Extracted material ▸
== Segment start ==

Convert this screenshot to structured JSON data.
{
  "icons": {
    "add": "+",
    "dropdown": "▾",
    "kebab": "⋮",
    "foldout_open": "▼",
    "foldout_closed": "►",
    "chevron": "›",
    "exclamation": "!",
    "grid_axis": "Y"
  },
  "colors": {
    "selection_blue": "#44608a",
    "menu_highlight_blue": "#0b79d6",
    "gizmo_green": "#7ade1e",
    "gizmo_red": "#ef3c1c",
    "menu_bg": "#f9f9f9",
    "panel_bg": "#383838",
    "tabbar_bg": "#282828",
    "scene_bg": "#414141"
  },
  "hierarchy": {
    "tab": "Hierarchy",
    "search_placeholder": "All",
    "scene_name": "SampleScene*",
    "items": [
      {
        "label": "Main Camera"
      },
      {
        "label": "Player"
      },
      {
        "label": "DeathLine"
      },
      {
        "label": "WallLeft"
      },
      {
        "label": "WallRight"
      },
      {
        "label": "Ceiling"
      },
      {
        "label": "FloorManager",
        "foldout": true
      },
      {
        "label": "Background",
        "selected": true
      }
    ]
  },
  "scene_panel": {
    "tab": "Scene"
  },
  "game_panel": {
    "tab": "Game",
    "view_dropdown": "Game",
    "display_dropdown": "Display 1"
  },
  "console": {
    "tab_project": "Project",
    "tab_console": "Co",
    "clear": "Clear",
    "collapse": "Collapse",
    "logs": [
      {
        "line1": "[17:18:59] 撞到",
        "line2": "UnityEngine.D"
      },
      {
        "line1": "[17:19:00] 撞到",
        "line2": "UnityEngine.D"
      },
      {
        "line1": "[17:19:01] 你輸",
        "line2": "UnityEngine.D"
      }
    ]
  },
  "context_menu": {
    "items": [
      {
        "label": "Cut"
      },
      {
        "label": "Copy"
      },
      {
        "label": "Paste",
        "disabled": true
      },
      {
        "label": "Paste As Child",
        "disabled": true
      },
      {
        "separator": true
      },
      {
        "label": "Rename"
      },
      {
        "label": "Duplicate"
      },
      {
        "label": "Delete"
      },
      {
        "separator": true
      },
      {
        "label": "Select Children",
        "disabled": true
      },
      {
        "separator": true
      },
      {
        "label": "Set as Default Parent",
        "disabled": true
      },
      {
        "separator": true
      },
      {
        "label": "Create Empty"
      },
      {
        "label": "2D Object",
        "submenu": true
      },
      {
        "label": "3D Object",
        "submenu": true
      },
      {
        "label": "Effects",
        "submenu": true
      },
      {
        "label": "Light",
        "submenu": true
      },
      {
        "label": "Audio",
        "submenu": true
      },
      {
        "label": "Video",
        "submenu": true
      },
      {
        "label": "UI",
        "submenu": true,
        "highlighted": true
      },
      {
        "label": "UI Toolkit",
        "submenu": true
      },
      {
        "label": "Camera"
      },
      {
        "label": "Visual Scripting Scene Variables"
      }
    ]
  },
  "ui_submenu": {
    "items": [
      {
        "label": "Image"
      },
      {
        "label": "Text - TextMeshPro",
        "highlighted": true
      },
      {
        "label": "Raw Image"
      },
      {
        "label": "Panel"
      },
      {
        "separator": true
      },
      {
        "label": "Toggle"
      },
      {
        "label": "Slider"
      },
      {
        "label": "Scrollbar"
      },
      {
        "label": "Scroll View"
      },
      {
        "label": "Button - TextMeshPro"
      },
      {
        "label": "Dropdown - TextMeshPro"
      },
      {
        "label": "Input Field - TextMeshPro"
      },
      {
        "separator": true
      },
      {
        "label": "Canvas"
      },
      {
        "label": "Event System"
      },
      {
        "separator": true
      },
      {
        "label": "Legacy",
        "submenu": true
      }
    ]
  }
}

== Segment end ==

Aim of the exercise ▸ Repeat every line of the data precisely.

Exercise output ▸
Convert this screenshot to structured JSON data.
{
  "icons": {
    "add": "+",
    "dropdown": "▾",
    "kebab": "⋮",
    "foldout_open": "▼",
    "foldout_closed": "►",
    "chevron": "›",
    "exclamation": "!",
    "grid_axis": "Y"
  },
  "colors": {
    "selection_blue": "#44608a",
    "menu_highlight_blue": "#0b79d6",
    "gizmo_green": "#7ade1e",
    "gizmo_red": "#ef3c1c",
    "menu_bg": "#f9f9f9",
    "panel_bg": "#383838",
    "tabbar_bg": "#282828",
    "scene_bg": "#414141"
  },
  "hierarchy": {
    "tab": "Hierarchy",
    "search_placeholder": "All",
    "scene_name": "SampleScene*",
    "items": [
      {
        "label": "Main Camera"
      },
      {
        "label": "Player"
      },
      {
        "label": "DeathLine"
      },
      {
        "label": "WallLeft"
      },
      {
        "label": "WallRight"
      },
      {
        "label": "Ceiling"
      },
      {
        "label": "FloorManager",
        "foldout": true
      },
      {
        "label": "Background",
        "selected": true
      }
    ]
  },
  "scene_panel": {
    "tab": "Scene"
  },
  "game_panel": {
    "tab": "Game",
    "view_dropdown": "Game",
    "display_dropdown": "Display 1"
  },
  "console": {
    "tab_project": "Project",
    "tab_console": "Co",
    "clear": "Clear",
    "collapse": "Collapse",
    "logs": [
      {
        "line1": "[17:18:59] 撞到",
        "line2": "UnityEngine.D"
      },
      {
        "line1": "[17:19:00] 撞到",
        "line2": "UnityEngine.D"
      },
      {
        "line1": "[17:19:01] 你輸",
        "line2": "UnityEngine.D"
      }
    ]
  },
  "context_menu": {
    "items": [
      {
        "label": "Cut"
      },
      {
        "label": "Copy"
      },
      {
        "label": "Paste",
        "disabled": true
      },
      {
        "label": "Paste As Child",
        "disabled": true
      },
      {
        "separator": true
      },
      {
        "label": "Rename"
      },
      {
        "label": "Duplicate"
      },
      {
        "label": "Delete"
      },
      {
        "separator": true
      },
      {
        "label": "Select Children",
        "disabled": true
      },
      {
        "separator": true
      },
      {
        "label": "Set as Default Parent",
        "disabled": true
      },
      {
        "separator": true
      },
      {
        "label": "Create Empty"
      },
      {
        "label": "2D Object",
        "submenu": true
      },
      {
        "label": "3D Object",
        "submenu": true
      },
      {
        "label": "Effects",
        "submenu": true
      },
      {
        "label": "Light",
        "submenu": true
      },
      {
        "label": "Audio",
        "submenu": true
      },
      {
        "label": "Video",
        "submenu": true
      },
      {
        "label": "UI",
        "submenu": true,
        "highlighted": true
      },
      {
        "label": "UI Toolkit",
        "submenu": true
      },
      {
        "label": "Camera"
      },
      {
        "label": "Visual Scripting Scene Variables"
      }
    ]
  },
  "ui_submenu": {
    "items": [
      {
        "label": "Image"
      },
      {
        "label": "Text - TextMeshPro",
        "highlighted": true
      },
      {
        "label": "Raw Image"
      },
      {
        "label": "Panel"
      },
      {
        "separator": true
      },
      {
        "label": "Toggle"
      },
      {
        "label": "Slider"
      },
      {
        "label": "Scrollbar"
      },
      {
        "label": "Scroll View"
      },
      {
        "label": "Button - TextMeshPro"
      },
      {
        "label": "Dropdown - TextMeshPro"
      },
      {
        "label": "Input Field - TextMeshPro"
      },
      {
        "separator": true
      },
      {
        "label": "Canvas"
      },
      {
        "label": "Event System"
      },
      {
        "separator": true
      },
      {
        "label": "Legacy",
        "submenu": true
      }
    ]
  }
}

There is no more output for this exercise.